(Data)

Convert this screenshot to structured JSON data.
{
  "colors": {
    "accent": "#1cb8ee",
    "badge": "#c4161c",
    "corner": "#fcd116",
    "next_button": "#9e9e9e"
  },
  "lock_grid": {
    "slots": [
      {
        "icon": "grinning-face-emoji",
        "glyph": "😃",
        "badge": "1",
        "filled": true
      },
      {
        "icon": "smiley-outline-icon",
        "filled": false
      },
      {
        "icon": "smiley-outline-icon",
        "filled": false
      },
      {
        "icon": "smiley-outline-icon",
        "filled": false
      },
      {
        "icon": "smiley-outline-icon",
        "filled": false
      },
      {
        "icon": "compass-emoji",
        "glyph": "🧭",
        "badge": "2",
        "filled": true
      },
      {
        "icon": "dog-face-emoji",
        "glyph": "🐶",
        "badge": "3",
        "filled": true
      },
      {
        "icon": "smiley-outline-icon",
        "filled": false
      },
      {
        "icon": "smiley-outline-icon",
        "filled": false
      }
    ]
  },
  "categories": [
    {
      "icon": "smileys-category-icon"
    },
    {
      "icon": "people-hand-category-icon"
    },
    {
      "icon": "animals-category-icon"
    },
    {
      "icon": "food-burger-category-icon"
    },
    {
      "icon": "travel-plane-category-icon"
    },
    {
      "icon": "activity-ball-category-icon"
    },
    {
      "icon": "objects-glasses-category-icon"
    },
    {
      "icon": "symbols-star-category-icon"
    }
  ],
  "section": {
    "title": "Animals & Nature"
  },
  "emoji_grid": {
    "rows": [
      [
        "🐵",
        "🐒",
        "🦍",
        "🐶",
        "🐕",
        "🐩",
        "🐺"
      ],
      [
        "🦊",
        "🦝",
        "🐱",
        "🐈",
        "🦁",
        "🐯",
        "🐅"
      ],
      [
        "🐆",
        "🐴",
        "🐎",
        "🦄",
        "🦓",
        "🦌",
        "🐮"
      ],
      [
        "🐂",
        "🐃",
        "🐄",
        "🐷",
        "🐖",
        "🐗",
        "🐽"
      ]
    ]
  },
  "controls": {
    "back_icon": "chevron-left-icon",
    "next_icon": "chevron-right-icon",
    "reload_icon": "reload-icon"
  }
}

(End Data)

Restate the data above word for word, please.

» Solution to this exercise
Convert this screenshot to structured JSON data.
{
  "colors": {
    "accent": "#1cb8ee",
    "badge": "#c4161c",
    "corner": "#fcd116",
    "next_button": "#9e9e9e"
  },
  "lock_grid": {
    "slots": [
      {
        "icon": "grinning-face-emoji",
        "glyph": "😃",
        "badge": "1",
        "filled": true
      },
      {
        "icon": "smiley-outline-icon",
        "filled": false
      },
      {
        "icon": "smiley-outline-icon",
        "filled": false
      },
      {
        "icon": "smiley-outline-icon",
        "filled": false
      },
      {
        "icon": "smiley-outline-icon",
        "filled": false
      },
      {
        "icon": "compass-emoji",
        "glyph": "🧭",
        "badge": "2",
        "filled": true
      },
      {
        "icon": "dog-face-emoji",
        "glyph": "🐶",
        "badge": "3",
        "filled": true
      },
      {
        "icon": "smiley-outline-icon",
        "filled": false
      },
      {
        "icon": "smiley-outline-icon",
        "filled": false
      }
    ]
  },
  "categories": [
    {
      "icon": "smileys-category-icon"
    },
    {
      "icon": "people-hand-category-icon"
    },
    {
      "icon": "animals-category-icon"
    },
    {
      "icon": "food-burger-category-icon"
    },
    {
      "icon": "travel-plane-category-icon"
    },
    {
      "icon": "activity-ball-category-icon"
    },
    {
      "icon": "objects-glasses-category-icon"
    },
    {
      "icon": "symbols-star-category-icon"
    }
  ],
  "section": {
    "title": "Animals & Nature"
  },
  "emoji_grid": {
    "rows": [
      [
        "🐵",
        "🐒",
        "🦍",
        "🐶",
        "🐕",
        "🐩",
        "🐺"
      ],
      [
        "🦊",
        "🦝",
        "🐱",
        "🐈",
        "🦁",
        "🐯",
        "🐅"
      ],
      [
        "🐆",
        "🐴",
        "🐎",
        "🦄",
        "🦓",
        "🦌",
        "🐮"
      ],
      [
        "🐂",
        "🐃",
        "🐄",
        "🐷",
        "🐖",
        "🐗",
        "🐽"
      ]
    ]
  },
  "controls": {
    "back_icon": "chevron-left-icon",
    "next_icon": "chevron-right-icon",
    "reload_icon": "reload-icon"
  }
}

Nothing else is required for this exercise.